    • By Example 2, since $\displaystyle \frac{d}{dx}[\ln (1+x)]=\frac{1}{1+x}$, we can differentiate the Taylor series for $\ln (1+x)$ to obtain \[\frac{1}{1+x}=1-x+x^2-x^3+\ldots.\] Substituting $-x$ for $x$, \[\frac{1}{1-x}=1+x+x^2+x^3+\ldots.\]

    In the Exploration, compare the graphs of various functions with their first through fourth degree Taylor polynomials.

    Exploration

    Key Concepts

    Taylor's Theorem

    Suppose $f$ has $n+1$ continuous derivatives on an open interval containing $a$. Then for each $x$ in the interval, \[f(x) = \left[\sum_{k=0}^n \frac{f^{(k)}(a)}{k!} (x-a)^k\right]+ R_{n+1}(x)\]

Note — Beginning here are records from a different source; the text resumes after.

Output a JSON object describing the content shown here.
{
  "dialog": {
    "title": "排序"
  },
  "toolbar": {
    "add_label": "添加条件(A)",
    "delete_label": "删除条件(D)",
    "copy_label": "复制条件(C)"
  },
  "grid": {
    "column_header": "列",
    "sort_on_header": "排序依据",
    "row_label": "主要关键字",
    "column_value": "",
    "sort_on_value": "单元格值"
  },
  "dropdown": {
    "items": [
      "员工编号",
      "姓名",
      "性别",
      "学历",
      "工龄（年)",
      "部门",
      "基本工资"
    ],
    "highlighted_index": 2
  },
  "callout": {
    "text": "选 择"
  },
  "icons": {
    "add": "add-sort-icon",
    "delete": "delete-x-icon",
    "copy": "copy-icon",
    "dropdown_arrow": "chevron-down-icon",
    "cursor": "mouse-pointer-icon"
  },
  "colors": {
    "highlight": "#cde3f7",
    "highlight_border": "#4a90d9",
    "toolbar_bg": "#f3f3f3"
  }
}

    where the error term $R_{n+1}(x)$ satisfies $R_{n+1}(x) = \left[\frac{f^{(n+1)}(c)}{(n+1)!}\right] (x-a)^{n+1}$ for some $c$ between $a$ and $x$.